At Cornerstone Christian Counseling, we care about moms and any perinatal mood disorders that might come with pregnancy.
He will bestow on them a crown of beauty instead of ashes, the oil of joy instead of mourning and a garment of praise instead of a spirit of despair (Isaiah 61:3).
Celebration of Mothers
With the celebration of Mother’s Day just behind us, I can’t help but pause and consider the different emotions this holiday brings with it. There are those women who are celebrating their first Mother’s Day, those who have been celebrating for years, and those who, with great wait and longing, are looking forward to experiencing their first. It’s such an appropriate time to be mindful of all the emotions that surround becoming a mother – and the emotions of not becoming one as well.

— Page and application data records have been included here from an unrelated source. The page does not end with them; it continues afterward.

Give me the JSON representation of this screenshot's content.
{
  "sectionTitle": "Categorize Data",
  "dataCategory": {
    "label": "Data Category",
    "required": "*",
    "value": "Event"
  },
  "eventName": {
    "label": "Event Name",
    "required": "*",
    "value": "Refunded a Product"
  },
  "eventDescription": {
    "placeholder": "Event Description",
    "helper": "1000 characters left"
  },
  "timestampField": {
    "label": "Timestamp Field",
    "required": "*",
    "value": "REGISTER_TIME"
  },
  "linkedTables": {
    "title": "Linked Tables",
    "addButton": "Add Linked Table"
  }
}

I, along with several other amazing counselors on our team here at Cornerstone, recently completed a training as an intro to Perinatal Mood Disorders. The desire to learn more about these disorders, however, wasn’t strictly clinical. It was also personal.
The screening for postpartum symptoms was brought to my attention after the birth of my second son at my six-week follow-up appointment. As relieved as I was to have the attention paid to my emotional state at that time, it became apparent to me that the screening did not take place during another time in my life when it would have been even more helpful.
My First experience with perinatal mood disorders
My first pregnancy, three years prior, had resulted in a miscarriage at almost eleven weeks. At eight weeks we had our doctor appointment and saw our baby and the heartbeat. I felt like I could take a deep breath. Three weeks later I miscarried and my world collapsed. Even now, I struggle to write out too many details knowing the hurts and pains of so many women possibly going through something similar and not wanting to create more pain. The process of miscarriage is so isolating. I felt shameful, broken and like something was wrong with me. Yet my follow-up appointment with my OB-GYN was nothing more than recommending to wait a few months to try again to get pregnant to allow my body to reset; there was no discussion of my emotional state.
The months following were a constant blur. It was a tug of war between mourning our loss and pulling myself together to move forward day to day with work and wanting to try again as soon as possible, with the belief that another positive pregnancy test would take away all my hurts. With each month of trying with negative results, the deeper and deeper into depression I sank. I went to a counselor over those months but only remember sitting in her office crying. There was never a discussion around postpartum.
As I look back now, years later and with so much more knowledge, I realize that not only was I experiencing deep waves of grief, waves of depression, but quite possibly postpartum blues. It never crossed my mind about the physical and hormonal impact that was taking place in my body, as well as the emotional impact on a daily basis.
This is just my story. None of us are the same, but we can hold space for one another. Through all life’s uncertainties, I do know that God is faithful and brings redemption out of all our circumstances; beauty from ashes.
I am so encouraged that some hospitals and doctor’s offices are now incorporating follow-up screenings and check-ins to discuss postpartum symptoms and perinatal mood disorders. Please, know that it is the heart of Cornerstone and those of us that have begun the steps of learning more about perinatal mood disorders to better support those going through difficulties around getting pregnant, mourning of miscarriage, regrets or mourning of abortion, and pregnancies resulting in postpartum symptoms.
Some helpful tips for Perinatal Mood Disorders:
If you or someone you know is pregnant or recently pregnant, here are some points about postpartum that could be helpful to know:
1. It could come as late as one year after birth/loss and often develops even during pregnancy.
2. Specific symptoms to be aware of can include:
- Depression (Sadness, Crying Jags, Feeling Overwhelmed, Irritability, Agitation, Anger, Sleep Disturbance, Appetite Changes, Mood Swings, Apathy, Exhaustion)
- Anxiety (Panic Attacks, Insomnia, Low Appetite, Fears: losing control, illness, danger, fainting, physical symptoms: shaky, dizzy or short of breath)
And lastly, here’s an opportunity for a self-check:
If you agree with three or more points below, you are more likely to have depression or anxiety during pregnancy, or postpartum. Please reach out for help to reduce your risk!
- It’s hard for me to ask for help.
- I’ve had trouble with hormones and moods, especially before my period.
- I was depressed or anxious after my last baby or during my pregnancy.
- I’ve been depressed or anxious in the past.
- My mother, sister, or aunt was depressed after her baby was born.
- Sometimes it’s hard to slow down: I don’t need to sleep, have lots of new ideas, and feel very restless.
- My family is far away and I don’t have many friends nearby.
- I don’t have the money, food or housing I need.
Being a mother is hard, and no one should have to go it alone! If you’re struggling, drop us a line or give us a call – we have amazing counselors on our team who are here to talk with you about whatever it is you may be experiencing.
We’re here for you, your baby, and your family, and we want nothing less than to see you Heal, Grow, and Thrive.